● **Instructions for the task**:
Among the lines of the data, copy those that hold "separator".

.....

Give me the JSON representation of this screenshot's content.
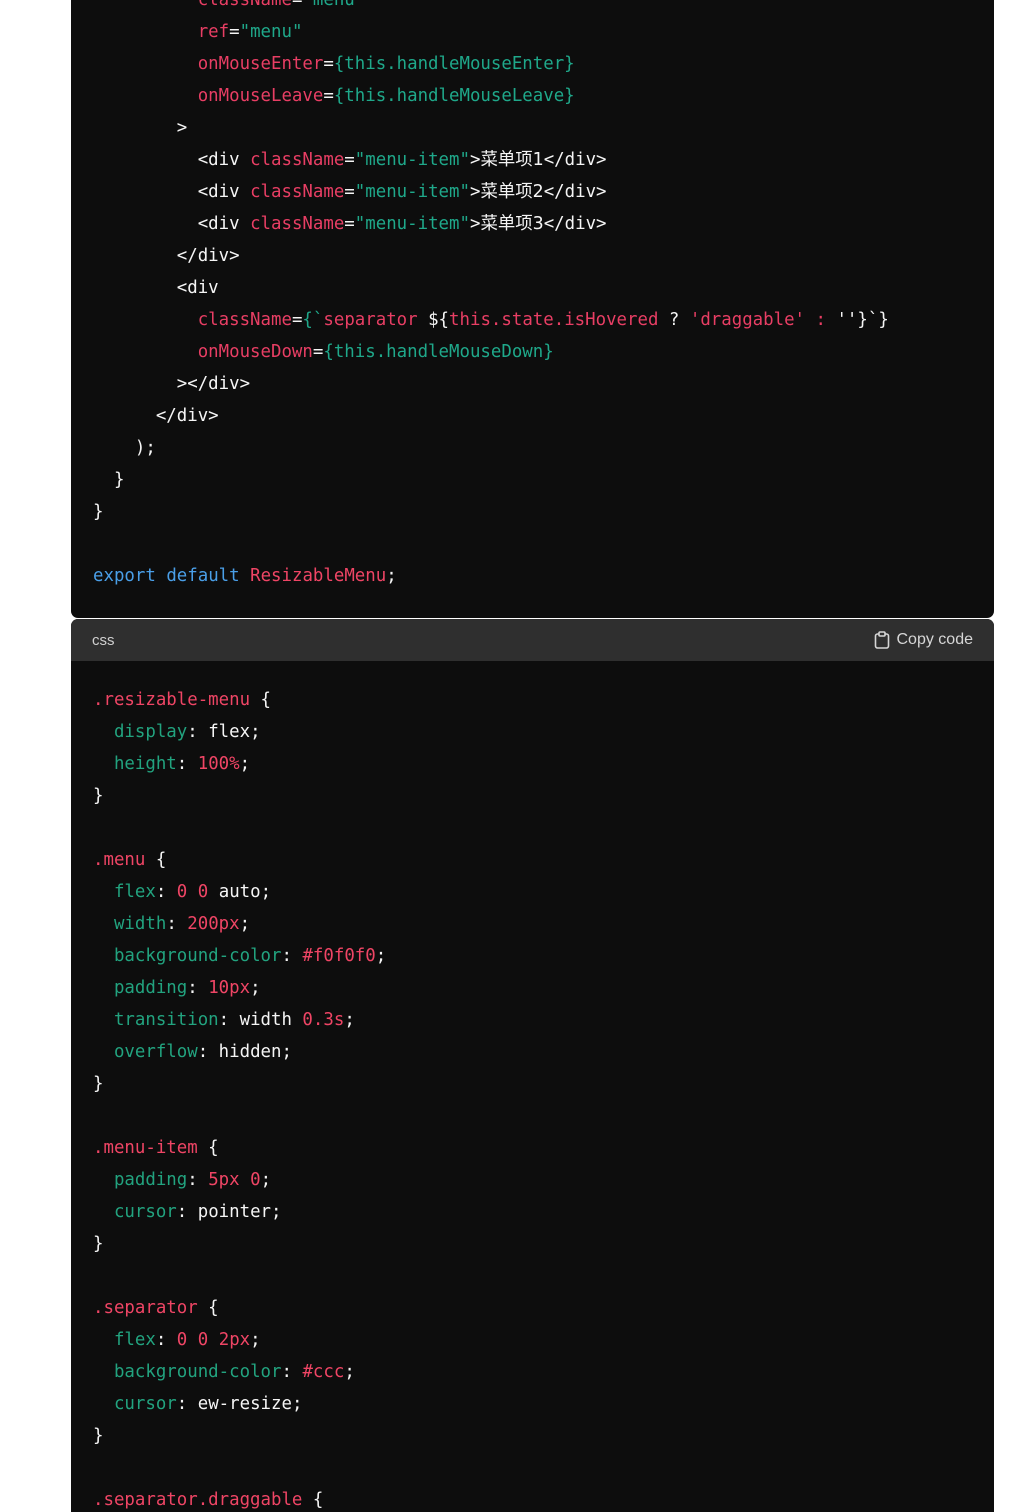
{
  "js_block": {
    "lines": [
      [
        [
          "          ",
          ""
        ],
        [
          "className",
          "attr"
        ],
        [
          "=",
          ""
        ],
        [
          "\"menu\"",
          "str"
        ]
      ],
      [
        [
          "          ",
          ""
        ],
        [
          "ref",
          "attr"
        ],
        [
          "=",
          ""
        ],
        [
          "\"menu\"",
          "str"
        ]
      ],
      [
        [
          "          ",
          ""
        ],
        [
          "onMouseEnter",
          "attr"
        ],
        [
          "=",
          ""
        ],
        [
          "{this.handleMouseEnter}",
          "str"
        ]
      ],
      [
        [
          "          ",
          ""
        ],
        [
          "onMouseLeave",
          "attr"
        ],
        [
          "=",
          ""
        ],
        [
          "{this.handleMouseLeave}",
          "str"
        ]
      ],
      [
        [
          "        >",
          ""
        ]
      ],
      [
        [
          "          <div ",
          ""
        ],
        [
          "className",
          "attr"
        ],
        [
          "=",
          ""
        ],
        [
          "\"menu-item\"",
          "str"
        ],
        [
          ">",
          ""
        ],
        [
          "菜单项1",
          "cjk"
        ],
        [
          "</div>",
          ""
        ]
      ],
      [
        [
          "          <div ",
          ""
        ],
        [
          "className",
          "attr"
        ],
        [
          "=",
          ""
        ],
        [
          "\"menu-item\"",
          "str"
        ],
        [
          ">",
          ""
        ],
        [
          "菜单项2",
          "cjk"
        ],
        [
          "</div>",
          ""
        ]
      ],
      [
        [
          "          <div ",
          ""
        ],
        [
          "className",
          "attr"
        ],
        [
          "=",
          ""
        ],
        [
          "\"menu-item\"",
          "str"
        ],
        [
          ">",
          ""
        ],
        [
          "菜单项3",
          "cjk"
        ],
        [
          "</div>",
          ""
        ]
      ],
      [
        [
          "        </div>",
          ""
        ]
      ],
      [
        [
          "        <div",
          ""
        ]
      ],
      [
        [
          "          ",
          ""
        ],
        [
          "className",
          "attr"
        ],
        [
          "=",
          ""
        ],
        [
          "{`",
          "str"
        ],
        [
          "separator ",
          "attr"
        ],
        [
          "${",
          ""
        ],
        [
          "this.state.isHovered",
          "attr"
        ],
        [
          " ? ",
          ""
        ],
        [
          "'draggable'",
          "attr"
        ],
        [
          " : ",
          "attr"
        ],
        [
          "''",
          ""
        ],
        [
          "}`}",
          ""
        ]
      ],
      [
        [
          "          ",
          ""
        ],
        [
          "onMouseDown",
          "attr"
        ],
        [
          "=",
          ""
        ],
        [
          "{this.handleMouseDown}",
          "str"
        ]
      ],
      [
        [
          "        ></div>",
          ""
        ]
      ],
      [
        [
          "      </div>",
          ""
        ]
      ],
      [
        [
          "    );",
          ""
        ]
      ],
      [
        [
          "  }",
          ""
        ]
      ],
      [
        [
          "}",
          ""
        ]
      ],
      [
        [
          "",
          ""
        ]
      ],
      [
        [
          "export",
          "kw"
        ],
        [
          " ",
          ""
        ],
        [
          "default",
          "kw"
        ],
        [
          " ",
          ""
        ],
        [
          "ResizableMenu",
          "ident"
        ],
        [
          ";",
          ""
        ]
      ]
    ]
  },
  "css_block": {
    "language": "css",
    "copy_label": "Copy code",
    "lines": [
      [
        [
          ".resizable-menu",
          "sel"
        ],
        [
          " {",
          ""
        ]
      ],
      [
        [
          "  ",
          ""
        ],
        [
          "display",
          "prop"
        ],
        [
          ": flex;",
          ""
        ]
      ],
      [
        [
          "  ",
          ""
        ],
        [
          "height",
          "prop"
        ],
        [
          ": ",
          ""
        ],
        [
          "100%",
          "num"
        ],
        [
          ";",
          ""
        ]
      ],
      [
        [
          "}",
          ""
        ]
      ],
      [
        [
          "",
          ""
        ]
      ],
      [
        [
          ".menu",
          "sel"
        ],
        [
          " {",
          ""
        ]
      ],
      [
        [
          "  ",
          ""
        ],
        [
          "flex",
          "prop"
        ],
        [
          ": ",
          ""
        ],
        [
          "0",
          "num"
        ],
        [
          " ",
          ""
        ],
        [
          "0",
          "num"
        ],
        [
          " auto;",
          ""
        ]
      ],
      [
        [
          "  ",
          ""
        ],
        [
          "width",
          "prop"
        ],
        [
          ": ",
          ""
        ],
        [
          "200px",
          "num"
        ],
        [
          ";",
          ""
        ]
      ],
      [
        [
          "  ",
          ""
        ],
        [
          "background-color",
          "prop"
        ],
        [
          ": ",
          ""
        ],
        [
          "#f0f0f0",
          "num"
        ],
        [
          ";",
          ""
        ]
      ],
      [
        [
          "  ",
          ""
        ],
        [
          "padding",
          "prop"
        ],
        [
          ": ",
          ""
        ],
        [
          "10px",
          "num"
        ],
        [
          ";",
          ""
        ]
      ],
      [
        [
          "  ",
          ""
        ],
        [
          "transition",
          "prop"
        ],
        [
          ": width ",
          ""
        ],
        [
          "0.3s",
          "num"
        ],
        [
          ";",
          ""
        ]
      ],
      [
        [
          "  ",
          ""
        ],
        [
          "overflow",
          "prop"
        ],
        [
          ": hidden;",
          ""
        ]
      ],
      [
        [
          "}",
          ""
        ]
      ],
      [
        [
          "",
          ""
        ]
      ],
      [
        [
          ".menu-item",
          "sel"
        ],
        [
          " {",
          ""
        ]
      ],
      [
        [
          "  ",
          ""
        ],
        [
          "padding",
          "prop"
        ],
        [
          ": ",
          ""
        ],
        [
          "5px",
          "num"
        ],
        [
          " ",
          ""
        ],
        [
          "0",
          "num"
        ],
        [
          ";",
          ""
        ]
      ],
      [
        [
          "  ",
          ""
        ],
        [
          "cursor",
          "prop"
        ],
        [
          ": pointer;",
          ""
        ]
      ],
      [
        [
          "}",
          ""
        ]
      ],
      [
        [
          "",
          ""
        ]
      ],
      [
        [
          ".separator",
          "sel"
        ],
        [
          " {",
          ""
        ]
      ],
      [
        [
          "  ",
          ""
        ],
        [
          "flex",
          "prop"
        ],
        [
          ": ",
          ""
        ],
        [
          "0",
          "num"
        ],
        [
          " ",
          ""
        ],
        [
          "0",
          "num"
        ],
        [
          " ",
          ""
        ],
        [
          "2px",
          "num"
        ],
        [
          ";",
          ""
        ]
      ],
      [
        [
          "  ",
          ""
        ],
        [
          "background-color",
          "prop"
        ],
        [
          ": ",
          ""
        ],
        [
          "#ccc",
          "num"
        ],
        [
          ";",
          ""
        ]
      ],
      [
        [
          "  ",
          ""
        ],
        [
          "cursor",
          "prop"
        ],
        [
          ": ew-resize;",
          ""
        ]
      ],
      [
        [
          "}",
          ""
        ]
      ],
      [
        [
          "",
          ""
        ]
      ],
      [
        [
          ".separator.draggable",
          "sel"
        ],
        [
          " {",
          ""
        ]
      ]
    ]
  },
  "colors": {
    "code_bg": "#0d0d0d",
    "header_bg": "#2f2f2f",
    "attr": "#e83e64",
    "string": "#1fa88a",
    "keyword": "#4a9fe8",
    "property": "#22a37f"
  }
}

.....

● **Result of this exercise**:
          "separator ",
          ".separator",
          ".separator.draggable",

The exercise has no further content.